Tell me about a time you disagreed with your boss.

 Although interviewers often like to hear that prospective employees are honest and have strong opinions, they nevertheless want new team members who respond well to authority.

It is advisable to remember the following when answering this question: First, avoid saying anything derogatory about a former manager, as your interviewer will likely interpret this as unprofessional behavior. Second, ensure that your answer demonstrates that you respect authority and are able to follow directions.

Example: “In some instances, I have felt it necessary to voice my opinion when I disagreed with a boss, and it has actually proven to be constructive. For instance, a previous manager’s unfriendly behavior had a negative influence on my work, and I started losing motivation and job satisfaction. Eventually I asked for a meeting and told him, in a calm and polite way, how I felt. To my surprise, he told me he was having difficulty in his personal life and was not coping well. After that, he made an effort to be less critical, and I was more understanding.”

How do you approach diversity in coworkers?

It is vital to celebrate diversity in the workplace. Most companies today feature a multi-cultural workforce that consists of people with different religions, political affiliations and beliefs, so an employee who accepts and aims to learn about differences in background is far more likely to make a great team member.

Example: “I love to inform myself about different cultures, opinions and perspectives.

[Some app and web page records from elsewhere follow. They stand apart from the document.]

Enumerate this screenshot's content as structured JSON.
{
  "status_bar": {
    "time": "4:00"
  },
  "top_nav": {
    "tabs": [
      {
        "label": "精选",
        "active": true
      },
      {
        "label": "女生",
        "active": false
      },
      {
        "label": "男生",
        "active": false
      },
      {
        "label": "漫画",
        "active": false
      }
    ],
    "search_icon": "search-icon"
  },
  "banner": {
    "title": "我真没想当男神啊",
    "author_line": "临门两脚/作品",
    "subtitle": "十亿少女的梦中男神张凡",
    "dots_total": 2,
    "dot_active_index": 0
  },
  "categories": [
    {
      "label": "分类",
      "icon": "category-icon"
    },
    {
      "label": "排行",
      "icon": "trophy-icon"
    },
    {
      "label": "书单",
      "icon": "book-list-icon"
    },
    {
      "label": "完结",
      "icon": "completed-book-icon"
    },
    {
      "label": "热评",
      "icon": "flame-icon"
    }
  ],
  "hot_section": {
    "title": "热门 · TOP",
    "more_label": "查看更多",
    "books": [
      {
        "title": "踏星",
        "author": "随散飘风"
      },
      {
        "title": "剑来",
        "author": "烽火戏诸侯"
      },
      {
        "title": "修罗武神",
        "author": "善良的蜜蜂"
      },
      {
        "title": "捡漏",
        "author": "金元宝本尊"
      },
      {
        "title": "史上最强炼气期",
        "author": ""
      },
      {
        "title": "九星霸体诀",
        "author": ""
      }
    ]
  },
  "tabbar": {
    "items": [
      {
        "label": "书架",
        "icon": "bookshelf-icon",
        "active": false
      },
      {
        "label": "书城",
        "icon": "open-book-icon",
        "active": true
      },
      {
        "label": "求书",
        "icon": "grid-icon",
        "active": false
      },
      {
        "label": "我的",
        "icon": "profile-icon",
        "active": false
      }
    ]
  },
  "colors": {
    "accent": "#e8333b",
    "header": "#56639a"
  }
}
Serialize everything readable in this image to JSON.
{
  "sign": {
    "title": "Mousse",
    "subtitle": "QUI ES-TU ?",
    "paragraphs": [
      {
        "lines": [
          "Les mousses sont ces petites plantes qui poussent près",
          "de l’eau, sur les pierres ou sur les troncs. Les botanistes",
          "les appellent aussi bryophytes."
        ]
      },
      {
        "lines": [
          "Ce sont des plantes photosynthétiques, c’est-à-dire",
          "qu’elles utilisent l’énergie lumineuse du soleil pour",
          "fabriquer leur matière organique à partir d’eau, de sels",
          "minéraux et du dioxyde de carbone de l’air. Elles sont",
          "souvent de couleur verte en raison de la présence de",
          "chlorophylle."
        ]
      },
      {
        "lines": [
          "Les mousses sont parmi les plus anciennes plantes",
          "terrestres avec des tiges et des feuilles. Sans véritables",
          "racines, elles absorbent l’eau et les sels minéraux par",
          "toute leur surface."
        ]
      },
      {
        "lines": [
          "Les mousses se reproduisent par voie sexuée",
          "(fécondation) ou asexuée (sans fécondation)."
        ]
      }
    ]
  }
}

I deeply appreciate the beauty diversity brings to the world, and I am always seeking to learn more about how to inform myself about and support other communities.”

Methods for dealing with conflict situations

Employers are increasingly prioritizing applicants with emotional intelligence because employees with strong soft skills and interpersonal ability are more likely to work well as part of a team. It is advisable to remember the following emotionally intelligent habits when answering conflict interview questions:

Fostering relationships with colleagues

A “relationship” in this context does not necessarily mean friendship or closeness, but rather points to a mutual understanding in which members of a team agree upon roles and boundaries in the workplace. If you want to establish a professional relationship with a coworker, it can be beneficial to do so in a systematic way. You could call a meeting and discuss the following:

What role each person has and what their respective responsibilities are

Possible conflicts that may have taken place in the past, and how to best deal with issues going forward

Rules with regard to meetings and email etiquette

Communication is key

Many conflicts take place due to a lack of communication and understanding. For this reason, it is usually better to voice a difference in opinion immediately and in a civilized way, rather than allowing underlying resentment and anger to result in conflict.

Learn to listen to coworkers

There is a difference between hearing what coworkers are saying and employing focused listening. The latter involves listening with intent, as well as interpreting non-verbal clues such as body language. If you learn to listen to people more closely, you will respond in a more understanding way. Coworkers are also likely to notice that you’re more receptive, which might change the way they listen to you in return. In such a working environment, it is more likely that conflict will either not arise or that it will be settled in a calm way.

Act and react objectively in the workplace

Although it is common for individuals to act in an emotional and subjective way, you should always strive to be as objective as possible in the workplace. Attempt to focus on a coworker’s behavior, as opposed to concentrating on aspects of their personality.

Identify recurring conflict situations

If the same conflict repeatedly arises in the workplace, take steps to resolve the matter in an effective way. The best way to deal with such a situation is to identify the exact point of contention and calmly discuss possible resolutions.